The occupation in which someone has trained does not always match the task which he or she performs in working life. Matching relates to the professional content or to the level of the activity carried out. Specific knowledge and skills may be lost if an occupation exercised during the course of working life is not the same as the occupation in which training has taken place, and there is a risk that a person may have to accept a job for which he or she is overqualified. This article looks at the correlation between the occupation in which training has taken place and occupation exercised. It also investigates whether and to which degree vocational education and training can enable women and men to be employed at a level commensurate with their qualification, even outside the occupation in which they have trained. The database used for the investigation is the 2018 BIBB/BauA Labour Force Survey.

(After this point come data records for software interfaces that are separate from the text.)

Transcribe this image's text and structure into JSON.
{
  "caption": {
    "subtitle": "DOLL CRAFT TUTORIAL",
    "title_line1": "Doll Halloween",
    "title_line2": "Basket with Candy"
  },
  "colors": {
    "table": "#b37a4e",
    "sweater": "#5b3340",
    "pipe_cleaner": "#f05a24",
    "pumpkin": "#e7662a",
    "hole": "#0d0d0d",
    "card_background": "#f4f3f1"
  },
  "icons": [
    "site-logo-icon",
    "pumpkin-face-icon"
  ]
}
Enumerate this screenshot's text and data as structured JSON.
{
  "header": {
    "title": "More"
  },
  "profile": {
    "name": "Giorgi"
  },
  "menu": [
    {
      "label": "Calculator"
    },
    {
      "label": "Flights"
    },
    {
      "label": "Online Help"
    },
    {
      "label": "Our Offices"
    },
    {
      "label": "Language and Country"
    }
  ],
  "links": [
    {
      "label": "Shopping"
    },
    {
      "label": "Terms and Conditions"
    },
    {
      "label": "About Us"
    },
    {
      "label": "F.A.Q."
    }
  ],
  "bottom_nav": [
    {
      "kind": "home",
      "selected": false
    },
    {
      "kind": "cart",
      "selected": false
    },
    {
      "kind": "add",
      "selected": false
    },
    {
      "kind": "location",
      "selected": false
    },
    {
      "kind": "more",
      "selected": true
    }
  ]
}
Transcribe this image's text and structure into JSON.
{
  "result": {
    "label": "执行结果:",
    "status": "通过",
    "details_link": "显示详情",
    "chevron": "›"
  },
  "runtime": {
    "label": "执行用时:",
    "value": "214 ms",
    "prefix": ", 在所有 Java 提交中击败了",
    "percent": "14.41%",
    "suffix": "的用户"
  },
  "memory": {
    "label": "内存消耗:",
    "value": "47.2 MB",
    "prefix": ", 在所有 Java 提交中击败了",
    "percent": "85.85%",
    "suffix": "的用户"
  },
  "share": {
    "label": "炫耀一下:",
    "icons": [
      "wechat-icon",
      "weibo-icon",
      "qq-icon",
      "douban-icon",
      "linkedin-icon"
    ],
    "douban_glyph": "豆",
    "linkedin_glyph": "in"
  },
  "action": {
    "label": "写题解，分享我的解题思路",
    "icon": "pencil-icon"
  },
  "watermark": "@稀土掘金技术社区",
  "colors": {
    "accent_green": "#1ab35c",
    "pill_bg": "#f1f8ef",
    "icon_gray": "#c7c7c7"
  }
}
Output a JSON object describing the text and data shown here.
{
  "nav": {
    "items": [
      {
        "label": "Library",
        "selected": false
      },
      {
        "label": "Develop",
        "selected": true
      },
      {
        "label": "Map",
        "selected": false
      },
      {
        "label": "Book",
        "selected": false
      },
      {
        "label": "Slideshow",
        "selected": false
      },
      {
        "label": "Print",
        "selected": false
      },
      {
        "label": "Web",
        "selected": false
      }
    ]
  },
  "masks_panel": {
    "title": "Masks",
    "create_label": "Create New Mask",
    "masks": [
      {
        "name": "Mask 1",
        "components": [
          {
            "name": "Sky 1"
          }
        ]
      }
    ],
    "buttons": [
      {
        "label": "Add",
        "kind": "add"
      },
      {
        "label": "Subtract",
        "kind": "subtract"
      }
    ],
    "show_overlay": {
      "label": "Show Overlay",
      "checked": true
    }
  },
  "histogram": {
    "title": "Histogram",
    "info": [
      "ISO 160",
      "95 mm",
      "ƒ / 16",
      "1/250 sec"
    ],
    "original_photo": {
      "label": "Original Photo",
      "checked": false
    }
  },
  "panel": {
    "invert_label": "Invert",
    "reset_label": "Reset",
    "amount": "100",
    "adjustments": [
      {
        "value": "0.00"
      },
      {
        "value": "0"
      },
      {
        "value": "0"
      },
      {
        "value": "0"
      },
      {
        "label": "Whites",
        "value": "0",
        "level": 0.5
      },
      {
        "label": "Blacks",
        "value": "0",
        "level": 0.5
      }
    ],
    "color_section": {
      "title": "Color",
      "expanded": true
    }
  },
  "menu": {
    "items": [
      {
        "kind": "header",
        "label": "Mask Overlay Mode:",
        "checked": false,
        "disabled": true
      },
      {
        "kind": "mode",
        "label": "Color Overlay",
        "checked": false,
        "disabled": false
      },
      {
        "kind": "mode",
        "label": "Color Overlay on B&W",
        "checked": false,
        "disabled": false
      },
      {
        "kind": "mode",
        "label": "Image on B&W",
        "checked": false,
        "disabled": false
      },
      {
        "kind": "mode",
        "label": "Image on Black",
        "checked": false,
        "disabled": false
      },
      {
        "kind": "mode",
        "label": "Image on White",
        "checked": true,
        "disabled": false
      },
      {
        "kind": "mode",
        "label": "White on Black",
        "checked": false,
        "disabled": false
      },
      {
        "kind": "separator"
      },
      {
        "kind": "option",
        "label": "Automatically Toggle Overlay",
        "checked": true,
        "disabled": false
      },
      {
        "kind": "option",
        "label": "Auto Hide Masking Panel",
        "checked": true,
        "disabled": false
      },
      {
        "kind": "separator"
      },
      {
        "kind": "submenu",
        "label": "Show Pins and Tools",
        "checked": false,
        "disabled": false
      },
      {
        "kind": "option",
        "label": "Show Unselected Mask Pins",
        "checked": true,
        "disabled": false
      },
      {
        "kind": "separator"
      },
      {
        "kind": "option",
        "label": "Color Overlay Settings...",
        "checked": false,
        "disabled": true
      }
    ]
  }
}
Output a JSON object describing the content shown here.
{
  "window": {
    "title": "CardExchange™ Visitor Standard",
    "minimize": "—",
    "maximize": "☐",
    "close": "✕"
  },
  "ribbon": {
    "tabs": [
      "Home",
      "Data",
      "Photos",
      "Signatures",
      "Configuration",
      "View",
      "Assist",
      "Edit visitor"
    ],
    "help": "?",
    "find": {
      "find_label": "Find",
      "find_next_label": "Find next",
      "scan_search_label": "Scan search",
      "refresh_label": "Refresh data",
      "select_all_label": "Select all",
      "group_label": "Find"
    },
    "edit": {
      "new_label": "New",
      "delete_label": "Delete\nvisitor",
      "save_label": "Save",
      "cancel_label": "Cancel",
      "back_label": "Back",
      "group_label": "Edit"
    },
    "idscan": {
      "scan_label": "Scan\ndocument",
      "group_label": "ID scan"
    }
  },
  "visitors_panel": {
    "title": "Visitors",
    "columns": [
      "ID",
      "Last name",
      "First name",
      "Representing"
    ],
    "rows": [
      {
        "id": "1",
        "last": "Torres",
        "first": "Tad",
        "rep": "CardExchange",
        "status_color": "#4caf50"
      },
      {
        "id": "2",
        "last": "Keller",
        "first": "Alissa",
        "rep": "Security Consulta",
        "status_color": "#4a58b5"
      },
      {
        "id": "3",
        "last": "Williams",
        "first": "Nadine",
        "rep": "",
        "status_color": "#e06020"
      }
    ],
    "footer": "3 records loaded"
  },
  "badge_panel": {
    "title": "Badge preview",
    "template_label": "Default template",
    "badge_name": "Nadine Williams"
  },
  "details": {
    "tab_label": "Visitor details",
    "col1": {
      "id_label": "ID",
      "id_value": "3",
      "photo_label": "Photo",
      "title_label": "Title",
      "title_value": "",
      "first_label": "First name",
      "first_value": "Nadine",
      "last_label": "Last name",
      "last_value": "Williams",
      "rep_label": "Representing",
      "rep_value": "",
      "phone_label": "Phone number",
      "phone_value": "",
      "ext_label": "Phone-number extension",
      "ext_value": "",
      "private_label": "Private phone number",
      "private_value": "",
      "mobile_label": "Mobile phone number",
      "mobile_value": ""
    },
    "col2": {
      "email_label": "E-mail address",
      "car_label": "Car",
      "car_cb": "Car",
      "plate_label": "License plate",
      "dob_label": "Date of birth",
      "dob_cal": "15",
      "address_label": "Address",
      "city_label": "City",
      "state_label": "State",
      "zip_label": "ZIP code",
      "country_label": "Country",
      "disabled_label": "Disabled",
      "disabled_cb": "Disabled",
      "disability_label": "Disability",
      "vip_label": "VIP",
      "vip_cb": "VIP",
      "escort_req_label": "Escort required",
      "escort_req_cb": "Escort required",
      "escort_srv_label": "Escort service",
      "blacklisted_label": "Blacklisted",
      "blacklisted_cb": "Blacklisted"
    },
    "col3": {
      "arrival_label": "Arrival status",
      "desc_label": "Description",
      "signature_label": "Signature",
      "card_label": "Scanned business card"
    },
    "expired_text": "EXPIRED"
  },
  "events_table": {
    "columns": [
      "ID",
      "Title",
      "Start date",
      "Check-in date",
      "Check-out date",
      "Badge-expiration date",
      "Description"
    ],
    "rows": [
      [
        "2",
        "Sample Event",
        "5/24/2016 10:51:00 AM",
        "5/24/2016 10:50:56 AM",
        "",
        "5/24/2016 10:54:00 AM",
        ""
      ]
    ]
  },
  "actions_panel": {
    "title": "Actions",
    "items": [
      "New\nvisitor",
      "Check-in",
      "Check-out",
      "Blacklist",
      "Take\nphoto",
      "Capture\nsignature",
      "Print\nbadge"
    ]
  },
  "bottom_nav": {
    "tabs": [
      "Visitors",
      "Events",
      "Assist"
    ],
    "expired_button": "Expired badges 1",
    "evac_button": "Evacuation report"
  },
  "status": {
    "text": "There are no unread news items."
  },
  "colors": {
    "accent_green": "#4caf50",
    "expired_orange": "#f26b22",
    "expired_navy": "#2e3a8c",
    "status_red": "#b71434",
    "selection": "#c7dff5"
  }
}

When can migrant workers be said to have successfully arrived on the German labour market? An exploratory study by students at the University of Kassel makes it clear that, although securing employment that is subject to mandatory social insurance contributions is necessary for indicating such a status, this may not be a sufficient criterion in itself. A more pertinent question is whether and how migrants succeed in establishing themselves in occupationally structured areas of the labour market.
The unemployment rate amongst disabled persons is twice as high as the rate for those without a disability. Disabled people also need to search for a significantly longer period in order to secure a job. In 2017, the inclusion charity “Aktion Mensch” surveyed young people on their experiences of finding their way into work. This article presents selected results from the survey. It also describes another network called “Initiative Perspektiva”, which assists disabled young people at the second threshold.
Second chance training offers low skilled adults new opportunities to acquire a vocational qualification and thus enhance their employment prospects. This route also opens up new and additional possibilities for companies to boost the supply of the skilled workers who are so urgently needed. This article describes the challenges and solutions involved in establishing a “qualifications-oriented modular second chance training” scheme. The programme was developed by the SANQ Network in Berlin.
This article investigates the issue of the extent to which migrants in Canada and Germany are able to use the qualifications and professional experiences they have acquired abroad on the domestic labour market. The information presented is based on case studies in the healthcare sector conducted in both countries. A related question is how the recognition process and the significance of occupational experience differ in the two countries and how these two aspects are determined. The results provide indications as to whether and in which ways the integration of foreign skilled workers in Germany and Canada can be improved.
The rail sector is facing an important question prior to the revision of the training occupation of “railwayman/railway woman in operational service”. The current “specialisms” structural model has reached its limits with regard to opportunities to create differentiation. Separation into two occupations is also under debate, but this solution is not without controversy in the industry. Although tasks have diverged, close interlinking of the training of drivers and dispatchers remains important. This article describes the results of a preliminary investigation conducted by BIBB and illustrates possible options.